[Dataset rows describing interfaces]
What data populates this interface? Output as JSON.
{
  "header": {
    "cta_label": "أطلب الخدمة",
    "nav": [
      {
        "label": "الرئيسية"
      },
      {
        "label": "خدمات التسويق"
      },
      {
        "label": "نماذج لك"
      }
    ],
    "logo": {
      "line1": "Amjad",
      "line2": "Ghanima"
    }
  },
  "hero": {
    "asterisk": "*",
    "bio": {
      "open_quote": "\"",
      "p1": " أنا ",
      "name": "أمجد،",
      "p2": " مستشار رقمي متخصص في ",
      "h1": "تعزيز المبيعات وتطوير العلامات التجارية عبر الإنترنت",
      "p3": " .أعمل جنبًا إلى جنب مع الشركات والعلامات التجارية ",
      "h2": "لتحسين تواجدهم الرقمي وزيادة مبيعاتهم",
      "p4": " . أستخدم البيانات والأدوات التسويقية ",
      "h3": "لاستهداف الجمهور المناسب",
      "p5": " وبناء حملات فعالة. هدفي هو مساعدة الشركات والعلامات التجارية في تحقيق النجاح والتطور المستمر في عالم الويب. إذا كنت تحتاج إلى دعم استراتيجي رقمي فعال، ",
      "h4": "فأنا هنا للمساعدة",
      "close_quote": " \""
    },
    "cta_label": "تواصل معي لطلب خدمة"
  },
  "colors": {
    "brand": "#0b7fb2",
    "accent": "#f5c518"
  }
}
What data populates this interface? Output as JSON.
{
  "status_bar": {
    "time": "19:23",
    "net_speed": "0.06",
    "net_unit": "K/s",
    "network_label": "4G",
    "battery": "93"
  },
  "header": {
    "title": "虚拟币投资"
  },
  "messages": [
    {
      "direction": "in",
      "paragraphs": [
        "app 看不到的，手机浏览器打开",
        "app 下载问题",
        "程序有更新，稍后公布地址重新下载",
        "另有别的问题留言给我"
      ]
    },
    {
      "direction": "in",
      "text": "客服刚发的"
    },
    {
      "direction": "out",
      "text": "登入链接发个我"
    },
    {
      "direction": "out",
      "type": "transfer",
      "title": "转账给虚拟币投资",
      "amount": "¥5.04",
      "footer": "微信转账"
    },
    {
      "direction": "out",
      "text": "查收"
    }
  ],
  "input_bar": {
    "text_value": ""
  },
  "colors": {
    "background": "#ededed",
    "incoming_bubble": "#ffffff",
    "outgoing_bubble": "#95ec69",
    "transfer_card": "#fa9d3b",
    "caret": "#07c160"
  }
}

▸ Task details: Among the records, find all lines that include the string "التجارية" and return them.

▸ Finished task:
      "h1": "تعزيز المبيعات وتطوير العلامات التجارية عبر الإنترنت",
      "p3": " .أعمل جنبًا إلى جنب مع الشركات والعلامات التجارية ",
      "p5": " وبناء حملات فعالة. هدفي هو مساعدة الشركات والعلامات التجارية في تحقيق النجاح والتطور المستمر في عالم الويب. إذا كنت تحتاج إلى دعم استراتيجي رقمي فعال، ",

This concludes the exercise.